- What the task requires -
Filter the listing for lines containing "true".

- Supplied records -
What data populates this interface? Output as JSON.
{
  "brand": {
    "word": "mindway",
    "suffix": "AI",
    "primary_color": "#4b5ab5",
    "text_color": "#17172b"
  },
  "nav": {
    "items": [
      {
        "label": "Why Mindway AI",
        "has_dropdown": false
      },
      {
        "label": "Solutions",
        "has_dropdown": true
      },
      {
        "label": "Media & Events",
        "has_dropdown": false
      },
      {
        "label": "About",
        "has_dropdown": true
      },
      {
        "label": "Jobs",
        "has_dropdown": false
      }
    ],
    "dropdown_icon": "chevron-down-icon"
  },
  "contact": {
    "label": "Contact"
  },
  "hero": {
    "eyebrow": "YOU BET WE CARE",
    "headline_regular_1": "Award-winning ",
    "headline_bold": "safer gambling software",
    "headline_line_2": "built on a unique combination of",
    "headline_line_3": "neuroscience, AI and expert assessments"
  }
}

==

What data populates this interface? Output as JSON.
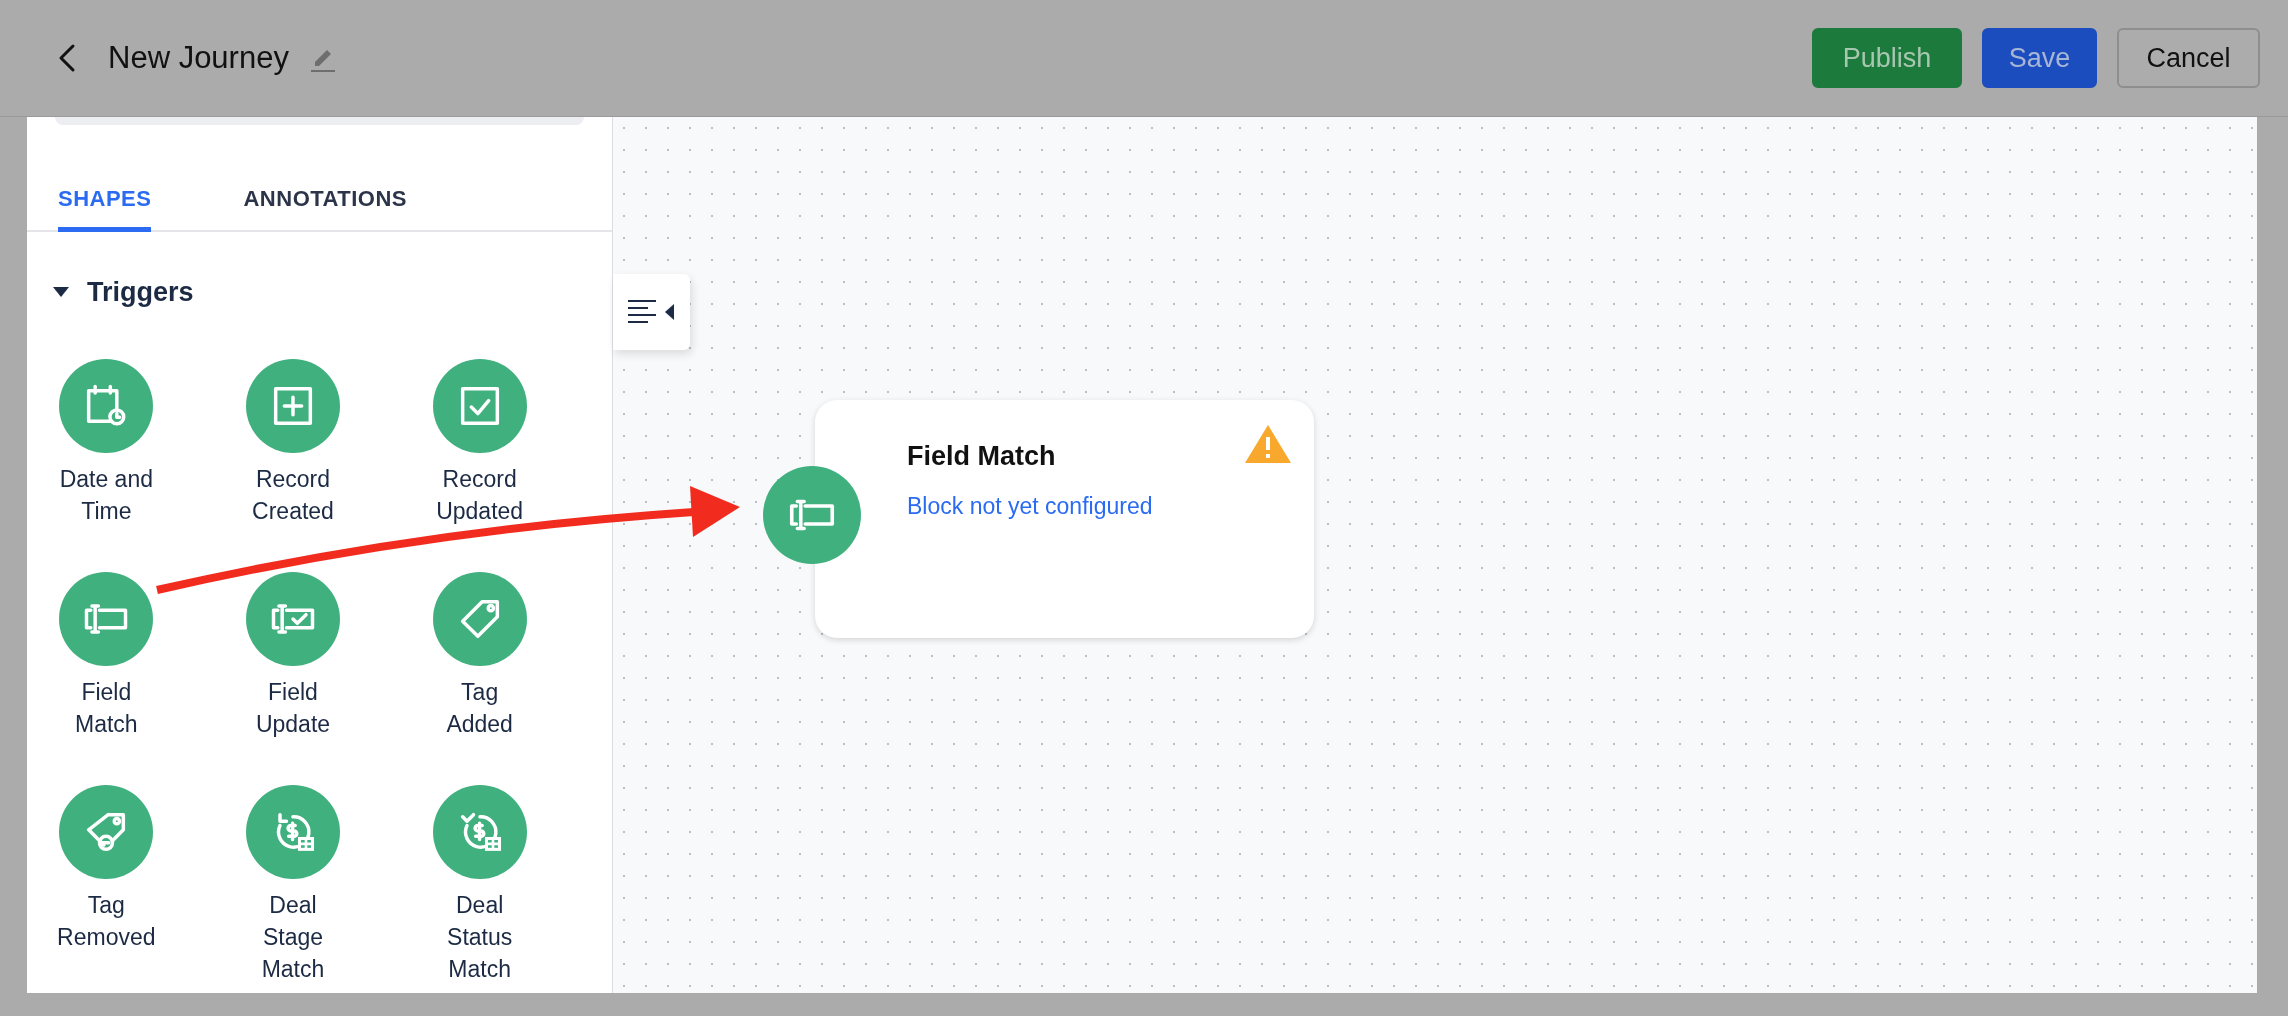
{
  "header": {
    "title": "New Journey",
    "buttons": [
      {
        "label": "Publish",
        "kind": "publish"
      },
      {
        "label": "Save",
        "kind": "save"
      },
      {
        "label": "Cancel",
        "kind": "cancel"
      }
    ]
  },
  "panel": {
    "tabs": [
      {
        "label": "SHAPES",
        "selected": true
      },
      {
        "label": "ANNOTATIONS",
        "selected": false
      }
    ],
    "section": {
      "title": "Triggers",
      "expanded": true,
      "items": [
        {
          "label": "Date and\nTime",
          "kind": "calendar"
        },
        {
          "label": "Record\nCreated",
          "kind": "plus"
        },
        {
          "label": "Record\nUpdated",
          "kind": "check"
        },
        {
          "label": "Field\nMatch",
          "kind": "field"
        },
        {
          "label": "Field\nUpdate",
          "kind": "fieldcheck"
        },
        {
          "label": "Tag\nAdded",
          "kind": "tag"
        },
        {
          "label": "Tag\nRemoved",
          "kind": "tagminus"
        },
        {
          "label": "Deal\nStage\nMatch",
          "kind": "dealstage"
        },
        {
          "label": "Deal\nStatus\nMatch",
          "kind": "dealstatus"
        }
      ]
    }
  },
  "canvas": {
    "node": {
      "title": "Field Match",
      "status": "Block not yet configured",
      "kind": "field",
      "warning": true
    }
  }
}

- Solution -
        "has_dropdown": true
        "has_dropdown": true
        "selected": true
      "expanded": true,
      "warning": true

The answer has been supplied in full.